First, as noted above, several opinions emphasize the age of the display and its World War I vintage. A portion of the Court opinion joined by five Justices asserts (at the end of Part II-B) that “retaining established, religiously expressive monuments, symbols, and practices is quite different from erecting or adopting new ones. The passage of time gives rise to a strong presumption of constitutionality.” Justice Breyer asserts separately and explicitly that new displays present different considerations. Remarkably, neither the Court opinion nor Breyer’s concurrence ever mentions McCreary County vs. ACLU, which held that a newly mounted courthouse display of the Ten Commandments violated the Establishment Clause. The McCreary Court, including Justice Breyer, concluded that the County Commissioners created the display for the purpose of promoting religion. Together with its companion decision Van Orden v. Perry, these Ten Commandments cases rooted the distinction between old and new religious monuments firmly in Establishment Clause precedent.
Imagine a lower court now confronted with the question whether a newly erected Latin Cross, unaccompanied by any other religious symbols, would be a constitutionally appropriate memorial to all Americans who died on 9/11/01, or who have been lost in military action in the Middle East since that date. The narrative of the cross as a national symbol, so prominent in the Court’s account of World War I and its aftermath, would no longer be available as a basis for upholding the display. The presumption of constitutionality would not apply. Lawyers and lower court judges will be acutely aware of the significance of the McCreary County – Van Orden pair, even though the Supreme Court mysteriously omitted any explicit reference to it.
Moreover, the Supreme Court’s emphasis in the Bladensburg Cross opinion on inclusivity, mutual respect, and nondiscrimination in government religious messages makes the cross implausible as a generic marker that commemorates the death of a religiously diverse group of people.
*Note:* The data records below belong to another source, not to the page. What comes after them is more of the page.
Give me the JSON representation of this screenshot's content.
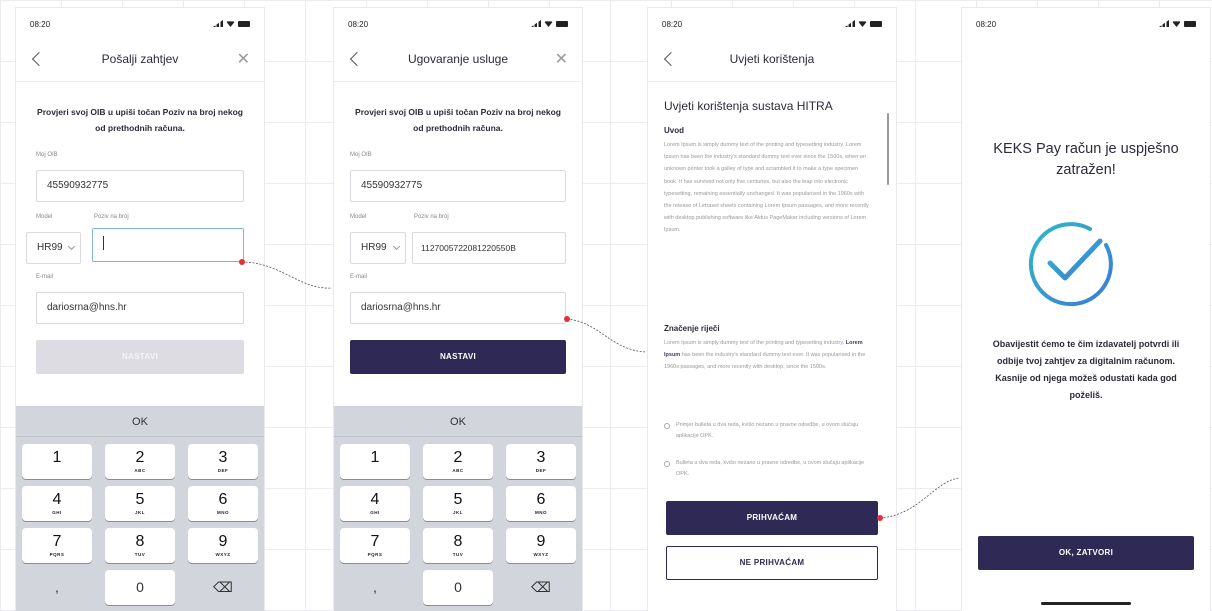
{
  "status_time": "08:20",
  "screen1": {
    "title": "Pošalji zahtjev",
    "instruction": "Provjeri svoj OIB u upiši točan Poziv na broj nekog od prethodnih računa.",
    "oib_label": "Moj OIB",
    "oib_value": "45590932775",
    "model_label": "Model",
    "model_value": "HR99",
    "ref_label": "Poziv na broj",
    "email_label": "E-mail",
    "email_value": "dariosrna@hns.hr",
    "button": "NASTAVI"
  },
  "screen2": {
    "title": "Ugovaranje usluge",
    "instruction": "Provjeri svoj OIB u upiši točan Poziv na broj nekog od prethodnih računa.",
    "oib_label": "Moj OIB",
    "oib_value": "45590932775",
    "model_label": "Model",
    "model_value": "HR99",
    "ref_label": "Poziv na broj",
    "ref_value": "1127005722081220550B",
    "email_label": "E-mail",
    "email_value": "dariosrna@hns.hr",
    "button": "NASTAVI"
  },
  "keyboard": {
    "ok": "OK",
    "keys": [
      {
        "n": "1",
        "l": ""
      },
      {
        "n": "2",
        "l": "ABC"
      },
      {
        "n": "3",
        "l": "DEF"
      },
      {
        "n": "4",
        "l": "GHI"
      },
      {
        "n": "5",
        "l": "JKL"
      },
      {
        "n": "6",
        "l": "MNO"
      },
      {
        "n": "7",
        "l": "PQRS"
      },
      {
        "n": "8",
        "l": "TUV"
      },
      {
        "n": "9",
        "l": "WXYZ"
      }
    ],
    "zero": "0",
    "dot": ",",
    "delete": "⌫"
  },
  "screen3": {
    "title": "Uvjeti korištenja",
    "heading": "Uvjeti korištenja sustava HITRA",
    "sub1": "Uvod",
    "para1": "Lorem Ipsum is simply dummy text of the printing and typesetting industry. Lorem Ipsum has been the industry's standard dummy text ever since the 1500s, when an unknown printer took a galley of type and scrambled it to make a type specimen book. It has survived not only five centuries, but also the leap into electronic typesetting, remaining essentially unchanged. It was popularised in the 1960s with the release of Letraset sheets containing Lorem Ipsum passages, and more recently with desktop publishing software like Aldus PageMaker including versions of Lorem Ipsum.",
    "sub2": "Značenje riječi",
    "para2_a": "Lorem Ipsum is simply dummy text of the printing and typesetting industry.",
    "para2_hl": "Lorem Ipsum",
    "para2_b": "has been the industry's standard dummy text ever. It was popularised in the 1960s passages, and more recently with desktop, since the 1500s.",
    "bullet1": "Primjer bulleta u dva reda, kvišo nezano u pravne odredbe, u ovom slučaju aplikacije OPK.",
    "bullet2": "Bulleta u dva reda, kvišo nezano u pravne odredbe, u ovom slučaju aplikacije OPK.",
    "accept": "PRIHVAĆAM",
    "decline": "NE PRIHVAĆAM"
  },
  "screen4": {
    "title": "KEKS Pay račun je uspješno zatražen!",
    "text": "Obavijestit ćemo te čim izdavatelj potvrdi ili odbije tvoj zahtjev za digitalnim računom. Kasnije od njega možeš odustati kada god poželiš.",
    "button": "OK, ZATVORI"
  },
  "colors": {
    "primary": "#2f2a55",
    "disabled": "#dcdce2",
    "connector": "#e0303a",
    "check_gradient_start": "#2fb9c8",
    "check_gradient_end": "#3d7ad9"
  }
}
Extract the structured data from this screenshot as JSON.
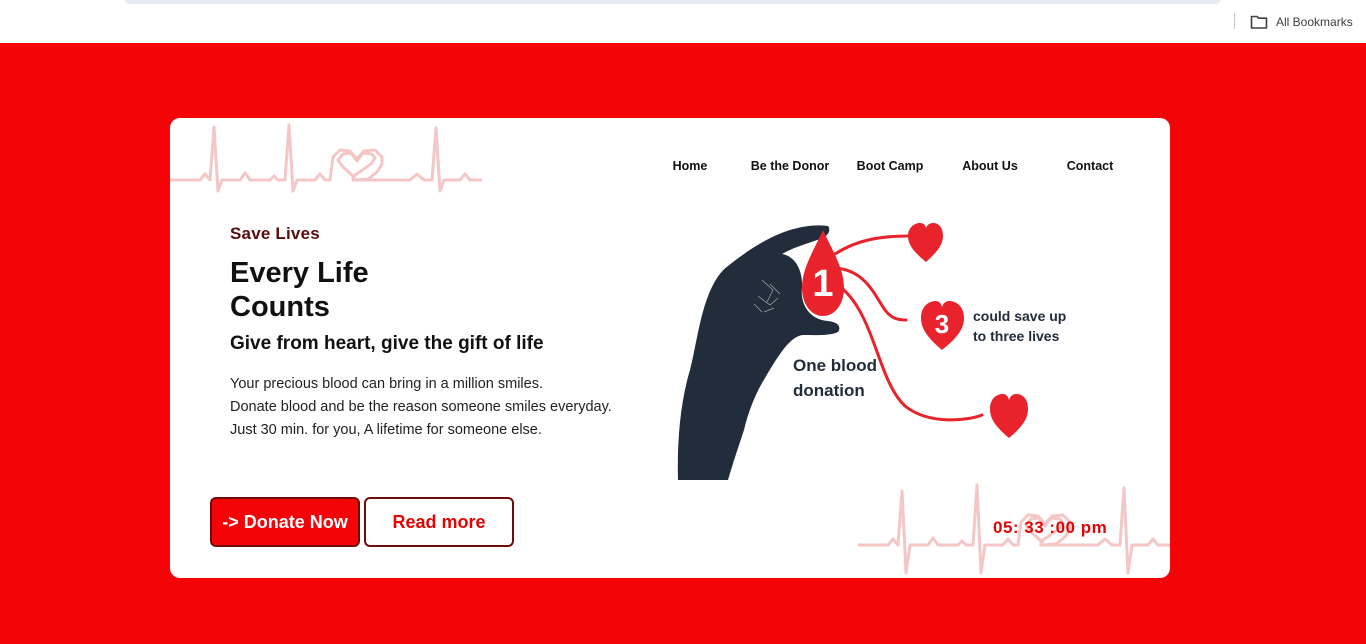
{
  "browser": {
    "bookmarks_label": "All Bookmarks",
    "folder_icon": "folder-icon"
  },
  "nav": {
    "items": [
      {
        "label": "Home"
      },
      {
        "label": "Be the Donor"
      },
      {
        "label": "Boot Camp"
      },
      {
        "label": "About Us"
      },
      {
        "label": "Contact"
      }
    ]
  },
  "hero": {
    "eyebrow": "Save Lives",
    "headline_line1": "Every Life",
    "headline_line2": "Counts",
    "subhead": "Give from heart, give the gift of life",
    "description": [
      "Your precious blood can bring in a million smiles.",
      "Donate blood and be the reason someone smiles everyday.",
      "Just 30 min. for you, A lifetime for someone else."
    ],
    "donate_button": "-> Donate Now",
    "read_more_button": "Read more"
  },
  "illustration": {
    "drop_number": "1",
    "heart_number": "3",
    "caption_line1": "One blood",
    "caption_line2": "donation",
    "callout_line1": "could save up",
    "callout_line2": "to three lives"
  },
  "clock": {
    "time": "05: 33 :00 pm"
  },
  "colors": {
    "page_background": "#f30406",
    "accent_red": "#e10606",
    "dark_red_text": "#5a0d0d",
    "ecg_pink": "#f4c6c6",
    "hand_navy": "#212d3b",
    "heart_red": "#e8232b"
  }
}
The claim of inclusivity rings hollow in Bladensburg, and is impossible to credit in the case of a more recent display. The Council prayer practice in Town of Greece, which involved inviting clergy from all houses of worship in the Town to take a turn at offering the prayer, cannot be analogized to the continuous display of a single monument from a particular faith.
These same considerations of age and inclusivity will also present significant questions for lower courts asked, as they frequently are, to rule on seasonal holiday displays. If such displays lift up non-universal theological messages, such as the virgin birth or divinity of Christ, they will be anything but inclusive. And if they are reassembled or created fresh every year, will their vintage be measured by their origins in local history, or will each year represent a new display to evaluate?
These questions suggest strongly that the contextual analysis associated with the endorsement test has not been abandoned, even if the word endorsement will disappear from judicial opinions.The Bladensburg Cross decision will not eliminate case-by-case consideration of the context of displays, though the reasoning substitutes the judge’s own, frequently majoritarian perspective about history, tradition, and inclusivity for the minority-sensitive perspective of the “reasonable observer.” Despite the decision’s sadly predictable result, at least seven justices continue to pay tribute to themes of religious egalitarianism and pluralism. No faith can be legally or politically superior to others. With or without three-part tests, these basic establishment clause principles will inevitably play a role in the controversies to follow.